Work to be completed:
Because the copy must hold no pictures, return the data below with all of its words intact.
◆ ◆ ◆ ◆ ◆ ◆ ◆
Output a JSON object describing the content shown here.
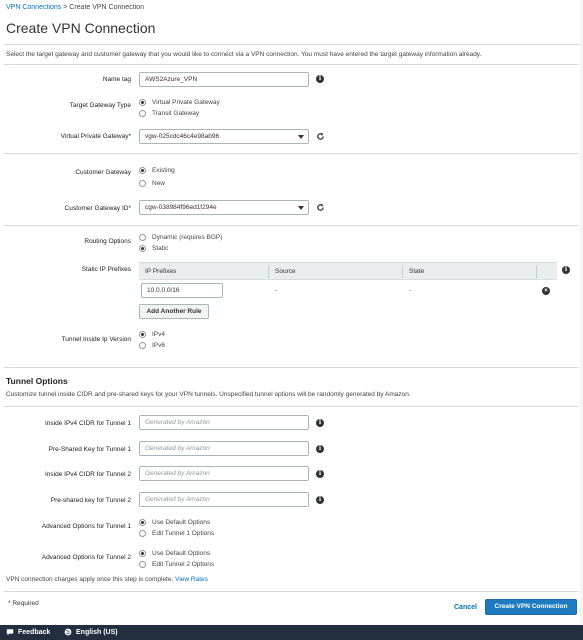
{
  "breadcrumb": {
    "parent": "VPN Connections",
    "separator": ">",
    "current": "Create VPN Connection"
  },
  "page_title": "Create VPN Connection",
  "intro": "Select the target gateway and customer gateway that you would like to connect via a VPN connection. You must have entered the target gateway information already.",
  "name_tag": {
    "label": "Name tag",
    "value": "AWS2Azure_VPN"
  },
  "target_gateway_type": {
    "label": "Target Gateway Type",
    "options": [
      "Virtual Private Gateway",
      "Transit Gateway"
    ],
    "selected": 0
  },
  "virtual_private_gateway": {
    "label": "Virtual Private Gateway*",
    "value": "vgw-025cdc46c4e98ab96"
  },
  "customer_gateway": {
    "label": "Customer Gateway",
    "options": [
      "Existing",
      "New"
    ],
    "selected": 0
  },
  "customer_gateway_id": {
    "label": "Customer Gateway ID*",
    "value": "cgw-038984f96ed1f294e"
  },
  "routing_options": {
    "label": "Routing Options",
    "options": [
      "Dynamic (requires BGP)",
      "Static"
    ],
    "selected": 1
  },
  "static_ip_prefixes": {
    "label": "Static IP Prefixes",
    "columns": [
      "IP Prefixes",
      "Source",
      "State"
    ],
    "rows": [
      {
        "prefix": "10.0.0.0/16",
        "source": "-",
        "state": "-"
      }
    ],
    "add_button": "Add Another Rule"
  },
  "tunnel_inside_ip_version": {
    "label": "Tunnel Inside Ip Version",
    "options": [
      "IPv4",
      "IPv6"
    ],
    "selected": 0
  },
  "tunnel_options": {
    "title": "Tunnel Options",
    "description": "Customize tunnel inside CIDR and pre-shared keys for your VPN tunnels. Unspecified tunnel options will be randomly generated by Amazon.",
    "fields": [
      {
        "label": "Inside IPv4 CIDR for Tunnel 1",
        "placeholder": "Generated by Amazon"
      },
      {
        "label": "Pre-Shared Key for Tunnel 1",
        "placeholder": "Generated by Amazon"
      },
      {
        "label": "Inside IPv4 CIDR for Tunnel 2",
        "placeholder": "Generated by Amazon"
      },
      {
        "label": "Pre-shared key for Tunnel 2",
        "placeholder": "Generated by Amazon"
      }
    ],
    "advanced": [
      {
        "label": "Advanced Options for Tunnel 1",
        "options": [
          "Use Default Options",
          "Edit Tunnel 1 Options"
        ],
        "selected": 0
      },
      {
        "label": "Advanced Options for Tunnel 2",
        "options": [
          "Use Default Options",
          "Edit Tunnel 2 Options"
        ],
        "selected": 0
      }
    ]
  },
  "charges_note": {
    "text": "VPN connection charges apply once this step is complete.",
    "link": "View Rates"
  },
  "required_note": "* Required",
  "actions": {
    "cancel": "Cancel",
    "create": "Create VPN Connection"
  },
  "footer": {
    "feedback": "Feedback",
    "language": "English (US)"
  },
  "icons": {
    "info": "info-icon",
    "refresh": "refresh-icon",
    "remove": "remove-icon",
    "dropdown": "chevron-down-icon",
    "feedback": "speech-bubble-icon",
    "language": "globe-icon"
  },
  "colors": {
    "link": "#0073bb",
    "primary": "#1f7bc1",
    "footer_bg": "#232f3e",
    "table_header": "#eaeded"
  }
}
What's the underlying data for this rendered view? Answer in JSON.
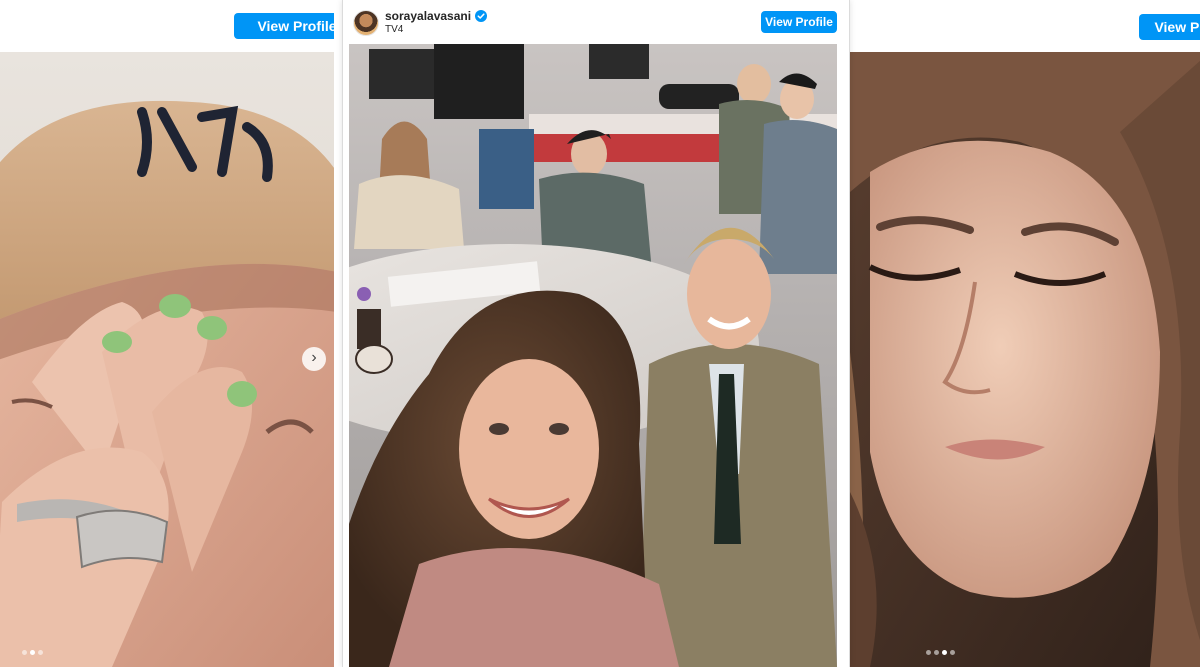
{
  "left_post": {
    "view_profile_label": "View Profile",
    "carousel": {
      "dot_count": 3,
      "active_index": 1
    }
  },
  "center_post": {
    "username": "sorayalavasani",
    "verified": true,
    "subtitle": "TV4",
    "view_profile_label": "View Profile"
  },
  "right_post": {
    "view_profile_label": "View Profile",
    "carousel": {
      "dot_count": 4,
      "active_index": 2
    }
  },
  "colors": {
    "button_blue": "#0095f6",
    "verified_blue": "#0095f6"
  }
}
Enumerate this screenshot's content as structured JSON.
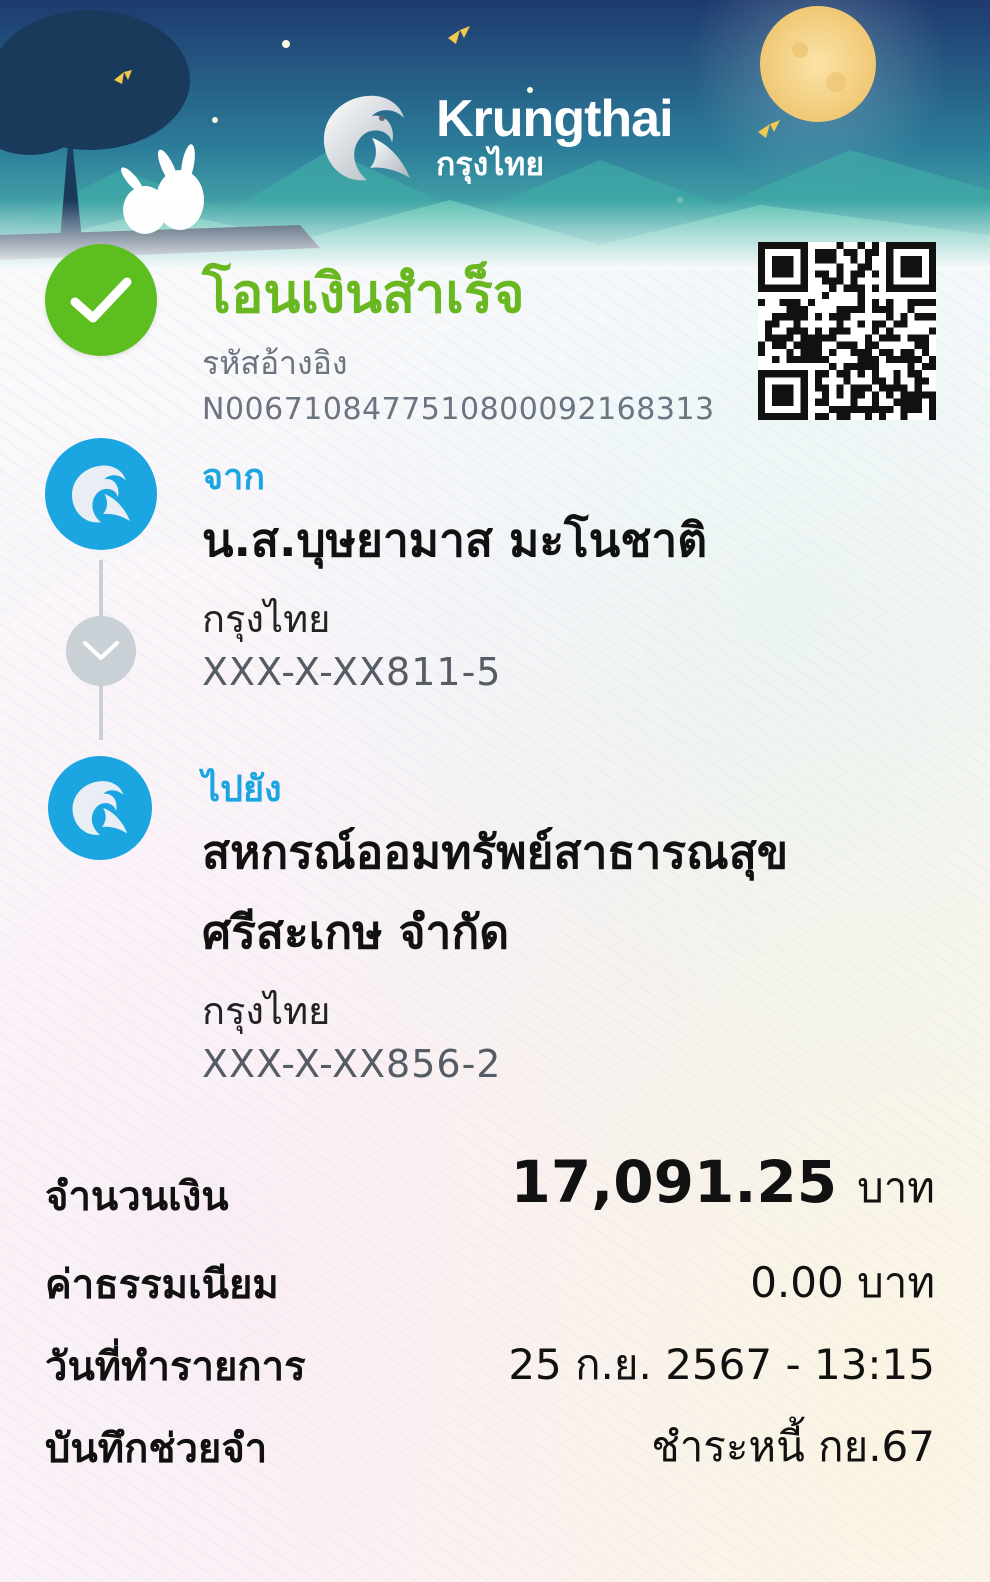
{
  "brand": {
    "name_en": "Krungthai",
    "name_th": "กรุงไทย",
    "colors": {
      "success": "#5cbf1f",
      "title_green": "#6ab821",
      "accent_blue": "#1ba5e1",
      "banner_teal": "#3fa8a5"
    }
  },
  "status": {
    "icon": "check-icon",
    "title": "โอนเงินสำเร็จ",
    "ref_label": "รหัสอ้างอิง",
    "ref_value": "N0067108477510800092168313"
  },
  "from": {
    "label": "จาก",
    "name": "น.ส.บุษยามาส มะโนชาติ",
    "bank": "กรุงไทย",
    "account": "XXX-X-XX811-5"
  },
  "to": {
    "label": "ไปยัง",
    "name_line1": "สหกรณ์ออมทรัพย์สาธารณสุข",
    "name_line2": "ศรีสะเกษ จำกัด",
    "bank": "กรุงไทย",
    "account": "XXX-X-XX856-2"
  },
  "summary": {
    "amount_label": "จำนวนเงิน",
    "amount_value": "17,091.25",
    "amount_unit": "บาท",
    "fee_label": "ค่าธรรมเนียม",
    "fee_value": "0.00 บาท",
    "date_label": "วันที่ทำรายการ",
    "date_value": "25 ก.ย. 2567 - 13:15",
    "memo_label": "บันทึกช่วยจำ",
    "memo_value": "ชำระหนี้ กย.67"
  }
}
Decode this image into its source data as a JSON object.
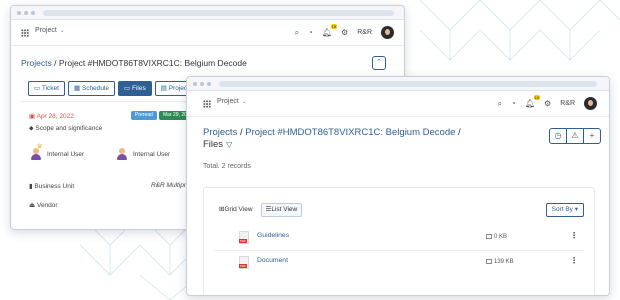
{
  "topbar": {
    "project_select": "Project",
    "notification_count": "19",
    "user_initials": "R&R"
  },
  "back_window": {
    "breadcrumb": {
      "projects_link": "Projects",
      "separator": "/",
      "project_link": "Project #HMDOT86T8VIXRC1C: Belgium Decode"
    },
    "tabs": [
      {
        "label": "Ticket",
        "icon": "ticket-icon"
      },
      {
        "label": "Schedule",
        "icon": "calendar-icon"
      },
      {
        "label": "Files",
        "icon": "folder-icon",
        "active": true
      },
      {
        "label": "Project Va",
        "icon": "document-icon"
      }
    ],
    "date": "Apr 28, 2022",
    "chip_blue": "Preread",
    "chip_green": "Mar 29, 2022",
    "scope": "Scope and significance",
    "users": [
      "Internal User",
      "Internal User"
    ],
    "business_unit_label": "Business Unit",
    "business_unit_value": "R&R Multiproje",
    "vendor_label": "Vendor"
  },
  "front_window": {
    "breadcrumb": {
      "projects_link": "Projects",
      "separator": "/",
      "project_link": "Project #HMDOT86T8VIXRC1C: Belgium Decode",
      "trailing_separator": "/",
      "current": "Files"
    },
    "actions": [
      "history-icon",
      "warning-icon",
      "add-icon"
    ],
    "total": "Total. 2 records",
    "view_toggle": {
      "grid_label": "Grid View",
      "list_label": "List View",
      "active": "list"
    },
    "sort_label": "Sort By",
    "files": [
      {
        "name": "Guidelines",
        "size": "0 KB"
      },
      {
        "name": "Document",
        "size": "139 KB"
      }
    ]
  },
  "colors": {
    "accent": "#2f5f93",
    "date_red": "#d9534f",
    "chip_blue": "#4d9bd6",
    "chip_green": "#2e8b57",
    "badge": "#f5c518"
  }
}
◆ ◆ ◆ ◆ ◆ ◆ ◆
Response:
Output a JSON object describing the content shown here.
{
  "breadcrumb": {
    "parent": "VPN Connections",
    "separator": ">",
    "current": "Create VPN Connection"
  },
  "page_title": "Create VPN Connection",
  "intro": "Select the target gateway and customer gateway that you would like to connect via a VPN connection. You must have entered the target gateway information already.",
  "name_tag": {
    "label": "Name tag",
    "value": "AWS2Azure_VPN"
  },
  "target_gateway_type": {
    "label": "Target Gateway Type",
    "options": [
      "Virtual Private Gateway",
      "Transit Gateway"
    ],
    "selected": 0
  },
  "virtual_private_gateway": {
    "label": "Virtual Private Gateway*",
    "value": "vgw-025cdc46c4e98ab96"
  },
  "customer_gateway": {
    "label": "Customer Gateway",
    "options": [
      "Existing",
      "New"
    ],
    "selected": 0
  },
  "customer_gateway_id": {
    "label": "Customer Gateway ID*",
    "value": "cgw-038984f96ed1f294e"
  },
  "routing_options": {
    "label": "Routing Options",
    "options": [
      "Dynamic (requires BGP)",
      "Static"
    ],
    "selected": 1
  },
  "static_ip_prefixes": {
    "label": "Static IP Prefixes",
    "columns": [
      "IP Prefixes",
      "Source",
      "State"
    ],
    "rows": [
      {
        "prefix": "10.0.0.0/16",
        "source": "-",
        "state": "-"
      }
    ],
    "add_button": "Add Another Rule"
  },
  "tunnel_inside_ip_version": {
    "label": "Tunnel Inside Ip Version",
    "options": [
      "IPv4",
      "IPv6"
    ],
    "selected": 0
  },
  "tunnel_options": {
    "title": "Tunnel Options",
    "description": "Customize tunnel inside CIDR and pre-shared keys for your VPN tunnels. Unspecified tunnel options will be randomly generated by Amazon.",
    "fields": [
      {
        "label": "Inside IPv4 CIDR for Tunnel 1",
        "placeholder": "Generated by Amazon"
      },
      {
        "label": "Pre-Shared Key for Tunnel 1",
        "placeholder": "Generated by Amazon"
      },
      {
        "label": "Inside IPv4 CIDR for Tunnel 2",
        "placeholder": "Generated by Amazon"
      },
      {
        "label": "Pre-shared key for Tunnel 2",
        "placeholder": "Generated by Amazon"
      }
    ],
    "advanced": [
      {
        "label": "Advanced Options for Tunnel 1",
        "options": [
          "Use Default Options",
          "Edit Tunnel 1 Options"
        ],
        "selected": 0
      },
      {
        "label": "Advanced Options for Tunnel 2",
        "options": [
          "Use Default Options",
          "Edit Tunnel 2 Options"
        ],
        "selected": 0
      }
    ]
  },
  "charges_note": {
    "text": "VPN connection charges apply once this step is complete.",
    "link": "View Rates"
  },
  "required_note": "* Required",
  "actions": {
    "cancel": "Cancel",
    "create": "Create VPN Connection"
  },
  "footer": {
    "feedback": "Feedback",
    "language": "English (US)"
  },
  "icons": {
    "info": "info-icon",
    "refresh": "refresh-icon",
    "remove": "remove-icon",
    "dropdown": "chevron-down-icon",
    "feedback": "speech-bubble-icon",
    "language": "globe-icon"
  },
  "colors": {
    "link": "#0073bb",
    "primary": "#1f7bc1",
    "footer_bg": "#232f3e",
    "table_header": "#eaeded"
  }
}
What's the underlying data for this rendered view? Answer in JSON.
{
  "left_post": {
    "view_profile_label": "View Profile",
    "carousel": {
      "dot_count": 3,
      "active_index": 1
    }
  },
  "center_post": {
    "username": "sorayalavasani",
    "verified": true,
    "subtitle": "TV4",
    "view_profile_label": "View Profile"
  },
  "right_post": {
    "view_profile_label": "View Profile",
    "carousel": {
      "dot_count": 4,
      "active_index": 2
    }
  },
  "colors": {
    "button_blue": "#0095f6",
    "verified_blue": "#0095f6"
  }
}
Enumerate this screenshot's content as structured JSON.
{
  "brand": {
    "name_en": "Krungthai",
    "name_th": "กรุงไทย",
    "colors": {
      "success": "#5cbf1f",
      "title_green": "#6ab821",
      "accent_blue": "#1ba5e1",
      "banner_teal": "#3fa8a5"
    }
  },
  "status": {
    "icon": "check-icon",
    "title": "โอนเงินสำเร็จ",
    "ref_label": "รหัสอ้างอิง",
    "ref_value": "N0067108477510800092168313"
  },
  "from": {
    "label": "จาก",
    "name": "น.ส.บุษยามาส มะโนชาติ",
    "bank": "กรุงไทย",
    "account": "XXX-X-XX811-5"
  },
  "to": {
    "label": "ไปยัง",
    "name_line1": "สหกรณ์ออมทรัพย์สาธารณสุข",
    "name_line2": "ศรีสะเกษ จำกัด",
    "bank": "กรุงไทย",
    "account": "XXX-X-XX856-2"
  },
  "summary": {
    "amount_label": "จำนวนเงิน",
    "amount_value": "17,091.25",
    "amount_unit": "บาท",
    "fee_label": "ค่าธรรมเนียม",
    "fee_value": "0.00 บาท",
    "date_label": "วันที่ทำรายการ",
    "date_value": "25 ก.ย. 2567 - 13:15",
    "memo_label": "บันทึกช่วยจำ",
    "memo_value": "ชำระหนี้ กย.67"
  }
}
Decode this image into its source data as a JSON object.
{
  "topbar": {
    "project_select": "Project",
    "notification_count": "19",
    "user_initials": "R&R"
  },
  "back_window": {
    "breadcrumb": {
      "projects_link": "Projects",
      "separator": "/",
      "project_link": "Project #HMDOT86T8VIXRC1C: Belgium Decode"
    },
    "tabs": [
      {
        "label": "Ticket",
        "icon": "ticket-icon"
      },
      {
        "label": "Schedule",
        "icon": "calendar-icon"
      },
      {
        "label": "Files",
        "icon": "folder-icon",
        "active": true
      },
      {
        "label": "Project Va",
        "icon": "document-icon"
      }
    ],
    "date": "Apr 28, 2022",
    "chip_blue": "Preread",
    "chip_green": "Mar 29, 2022",
    "scope": "Scope and significance",
    "users": [
      "Internal User",
      "Internal User"
    ],
    "business_unit_label": "Business Unit",
    "business_unit_value": "R&R Multiproje",
    "vendor_label": "Vendor"
  },
  "front_window": {
    "breadcrumb": {
      "projects_link": "Projects",
      "separator": "/",
      "project_link": "Project #HMDOT86T8VIXRC1C: Belgium Decode",
      "trailing_separator": "/",
      "current": "Files"
    },
    "actions": [
      "history-icon",
      "warning-icon",
      "add-icon"
    ],
    "total": "Total. 2 records",
    "view_toggle": {
      "grid_label": "Grid View",
      "list_label": "List View",
      "active": "list"
    },
    "sort_label": "Sort By",
    "files": [
      {
        "name": "Guidelines",
        "size": "0 KB"
      },
      {
        "name": "Document",
        "size": "139 KB"
      }
    ]
  },
  "colors": {
    "accent": "#2f5f93",
    "date_red": "#d9534f",
    "chip_blue": "#4d9bd6",
    "chip_green": "#2e8b57",
    "badge": "#f5c518"
  }
}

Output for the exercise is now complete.